In A Catskill Eagle, Susan runs off with a lover. She decides that she cannot escape from him, even though she is not being held against her will, and asks Spenser to ‘rescue’ her. This he does, leaving a trail of devastation and murder in his wake – one of the accepted premises of the Spenser series is that he can commit murder with the tacit approval of the authorities – and when he does finally ‘rescue’ Susan, she offers little gratitude. Maybe none of this matters, except that Spenser’s love for Susan is a central part of the series. In A Catskill Eagle, and the middle series novels, Susan comes across as a self-centred, selfish character and it is difficult to understand why all the other regular characters in the series love her as much as Spenser does. Robert B. Parker wrote from life and he based Susan on his wife, Joan. Maybe it says something about Susan when even Joan Parker stated that she did not like the character! The tiresome nature of Susan’s character is a frustration; with a more sympathetic female in her stead, you feel that the series would qualify as the best in private detective literature. As it stands, it is still essential reading for all fans of the genre.
In defence of Susan she is very much her own woman and in the later books there is a mellow glow to Spenser’s relationship with her that displays the familiarity of a long-standing couple. Susan comes across as a more appealing character in these books, especially when compared to the woman who ran off in A Catskill Eagle. This Susan is likeable, and for this reader certainly more likeable than the character portrayed through the middle books of the series.
The Spenser characters were adapted for television as Spenser: For Hire. The show ran for three seasons and sixty-five episodes with Robert Ulrich in the title role, supported by Avery Brooks as Hawk and Barbara Stock as Susan Silverman. Four movies were also made. Unlike the majority of the TV series, the movies were based on Robert B. Parker’s books. These movies were followed in 1999 by three more movies, made with a new, non-TV series, cast.
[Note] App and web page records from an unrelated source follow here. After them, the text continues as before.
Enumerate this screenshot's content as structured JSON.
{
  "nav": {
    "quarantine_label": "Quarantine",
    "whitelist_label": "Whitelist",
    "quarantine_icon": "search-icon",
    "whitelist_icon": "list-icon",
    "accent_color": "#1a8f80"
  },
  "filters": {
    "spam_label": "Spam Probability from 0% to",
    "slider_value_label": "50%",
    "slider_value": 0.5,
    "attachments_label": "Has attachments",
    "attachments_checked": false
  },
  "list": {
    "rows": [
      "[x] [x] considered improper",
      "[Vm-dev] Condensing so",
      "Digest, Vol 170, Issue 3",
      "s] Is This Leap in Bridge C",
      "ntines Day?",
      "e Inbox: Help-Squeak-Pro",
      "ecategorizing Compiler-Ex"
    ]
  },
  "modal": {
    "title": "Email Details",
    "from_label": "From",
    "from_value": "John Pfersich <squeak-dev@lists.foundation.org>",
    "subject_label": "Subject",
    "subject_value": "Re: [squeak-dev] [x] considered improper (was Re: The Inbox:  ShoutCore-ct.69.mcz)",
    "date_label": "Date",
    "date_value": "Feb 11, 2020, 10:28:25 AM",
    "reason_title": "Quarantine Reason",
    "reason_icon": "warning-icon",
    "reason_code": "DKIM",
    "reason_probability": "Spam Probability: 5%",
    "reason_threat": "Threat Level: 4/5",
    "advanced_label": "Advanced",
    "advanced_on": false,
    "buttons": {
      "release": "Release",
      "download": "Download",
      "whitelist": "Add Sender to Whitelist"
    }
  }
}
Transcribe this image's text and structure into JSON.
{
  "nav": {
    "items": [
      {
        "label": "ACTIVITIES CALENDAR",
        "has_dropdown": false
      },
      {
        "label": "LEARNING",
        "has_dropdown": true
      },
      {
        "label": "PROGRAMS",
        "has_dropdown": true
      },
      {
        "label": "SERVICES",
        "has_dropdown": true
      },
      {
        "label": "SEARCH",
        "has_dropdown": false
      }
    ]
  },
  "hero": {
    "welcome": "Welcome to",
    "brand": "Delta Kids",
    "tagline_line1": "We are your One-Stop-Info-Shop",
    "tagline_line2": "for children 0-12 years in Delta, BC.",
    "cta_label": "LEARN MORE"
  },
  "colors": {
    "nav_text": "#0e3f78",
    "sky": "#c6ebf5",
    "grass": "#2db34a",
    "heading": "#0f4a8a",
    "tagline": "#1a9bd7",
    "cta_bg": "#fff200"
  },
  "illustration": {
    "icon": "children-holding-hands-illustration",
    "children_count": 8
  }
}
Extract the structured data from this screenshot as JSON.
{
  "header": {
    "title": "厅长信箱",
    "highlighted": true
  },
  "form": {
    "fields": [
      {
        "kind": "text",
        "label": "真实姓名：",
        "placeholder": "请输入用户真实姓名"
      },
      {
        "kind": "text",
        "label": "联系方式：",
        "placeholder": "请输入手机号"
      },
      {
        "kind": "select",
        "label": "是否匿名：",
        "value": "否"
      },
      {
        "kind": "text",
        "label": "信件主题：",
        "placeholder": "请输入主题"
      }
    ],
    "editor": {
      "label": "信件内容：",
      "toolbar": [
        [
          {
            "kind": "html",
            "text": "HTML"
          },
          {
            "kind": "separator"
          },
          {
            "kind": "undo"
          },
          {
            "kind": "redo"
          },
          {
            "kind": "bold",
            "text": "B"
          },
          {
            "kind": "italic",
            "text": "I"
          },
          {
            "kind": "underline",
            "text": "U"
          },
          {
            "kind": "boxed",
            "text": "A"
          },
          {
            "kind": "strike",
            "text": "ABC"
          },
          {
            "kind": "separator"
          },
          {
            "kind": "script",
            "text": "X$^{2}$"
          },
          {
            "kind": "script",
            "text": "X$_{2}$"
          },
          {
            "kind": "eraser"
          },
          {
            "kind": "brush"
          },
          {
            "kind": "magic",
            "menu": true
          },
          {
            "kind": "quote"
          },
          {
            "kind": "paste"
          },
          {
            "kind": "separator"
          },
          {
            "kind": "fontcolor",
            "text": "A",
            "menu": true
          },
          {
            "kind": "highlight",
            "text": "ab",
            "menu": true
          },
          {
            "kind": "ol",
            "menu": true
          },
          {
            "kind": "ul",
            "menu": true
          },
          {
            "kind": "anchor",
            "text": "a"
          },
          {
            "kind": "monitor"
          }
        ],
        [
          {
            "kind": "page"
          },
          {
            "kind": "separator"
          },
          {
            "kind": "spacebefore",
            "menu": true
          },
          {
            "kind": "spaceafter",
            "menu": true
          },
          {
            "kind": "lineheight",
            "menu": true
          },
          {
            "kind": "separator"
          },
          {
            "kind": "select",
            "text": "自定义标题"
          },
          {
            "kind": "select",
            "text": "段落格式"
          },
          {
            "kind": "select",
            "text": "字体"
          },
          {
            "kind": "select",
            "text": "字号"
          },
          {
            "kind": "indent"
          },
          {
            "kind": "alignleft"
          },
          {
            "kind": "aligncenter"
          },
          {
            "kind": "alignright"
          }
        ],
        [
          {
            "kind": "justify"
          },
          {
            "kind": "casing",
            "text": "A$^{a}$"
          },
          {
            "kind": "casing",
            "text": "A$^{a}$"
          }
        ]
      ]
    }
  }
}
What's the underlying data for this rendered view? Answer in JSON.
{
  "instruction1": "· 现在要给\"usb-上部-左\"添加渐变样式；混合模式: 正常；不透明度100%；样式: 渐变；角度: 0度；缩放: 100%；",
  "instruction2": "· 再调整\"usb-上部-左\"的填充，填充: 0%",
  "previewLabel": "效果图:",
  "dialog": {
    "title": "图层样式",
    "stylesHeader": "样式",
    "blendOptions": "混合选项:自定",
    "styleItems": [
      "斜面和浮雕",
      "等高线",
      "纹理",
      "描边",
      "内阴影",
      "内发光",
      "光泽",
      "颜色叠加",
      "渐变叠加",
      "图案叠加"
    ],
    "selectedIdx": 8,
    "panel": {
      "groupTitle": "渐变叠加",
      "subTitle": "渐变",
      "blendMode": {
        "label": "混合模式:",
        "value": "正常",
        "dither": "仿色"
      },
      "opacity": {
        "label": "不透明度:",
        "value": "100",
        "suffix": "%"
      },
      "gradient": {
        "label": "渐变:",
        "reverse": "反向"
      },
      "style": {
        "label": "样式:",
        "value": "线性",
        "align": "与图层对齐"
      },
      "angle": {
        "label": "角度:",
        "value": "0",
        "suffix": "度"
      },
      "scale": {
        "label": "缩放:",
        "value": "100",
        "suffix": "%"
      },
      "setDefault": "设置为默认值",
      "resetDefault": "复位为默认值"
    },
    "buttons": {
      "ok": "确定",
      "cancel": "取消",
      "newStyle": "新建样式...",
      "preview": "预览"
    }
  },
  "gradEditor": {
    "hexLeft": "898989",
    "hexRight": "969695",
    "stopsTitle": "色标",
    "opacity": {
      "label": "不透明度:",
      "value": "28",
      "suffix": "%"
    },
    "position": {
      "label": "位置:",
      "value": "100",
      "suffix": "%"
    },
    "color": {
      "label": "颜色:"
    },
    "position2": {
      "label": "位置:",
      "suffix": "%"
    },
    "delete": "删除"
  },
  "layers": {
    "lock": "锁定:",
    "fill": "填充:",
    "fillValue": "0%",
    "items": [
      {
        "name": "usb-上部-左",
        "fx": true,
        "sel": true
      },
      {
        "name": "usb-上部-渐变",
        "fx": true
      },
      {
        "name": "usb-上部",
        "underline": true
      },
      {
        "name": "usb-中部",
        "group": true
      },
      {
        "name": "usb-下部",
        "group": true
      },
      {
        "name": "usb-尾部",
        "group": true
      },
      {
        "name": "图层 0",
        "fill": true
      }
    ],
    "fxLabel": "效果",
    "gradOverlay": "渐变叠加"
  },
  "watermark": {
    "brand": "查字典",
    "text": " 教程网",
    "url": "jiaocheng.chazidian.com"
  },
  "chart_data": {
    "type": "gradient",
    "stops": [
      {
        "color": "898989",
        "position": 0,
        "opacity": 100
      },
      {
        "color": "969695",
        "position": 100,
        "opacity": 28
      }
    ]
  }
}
Completed the writing phase of Ripper today, book four in the Sam Smith Mystery Series. This story is a modern day version of Jack the Ripper and it takes my narrator, Sam, on an emotional rollercoaster ride as she seeks to uncover Jack’s identity, a trail that leads to a shocking discovery. Hopefully, the editing phase will be completed by the end of July and the book is due for publication in October.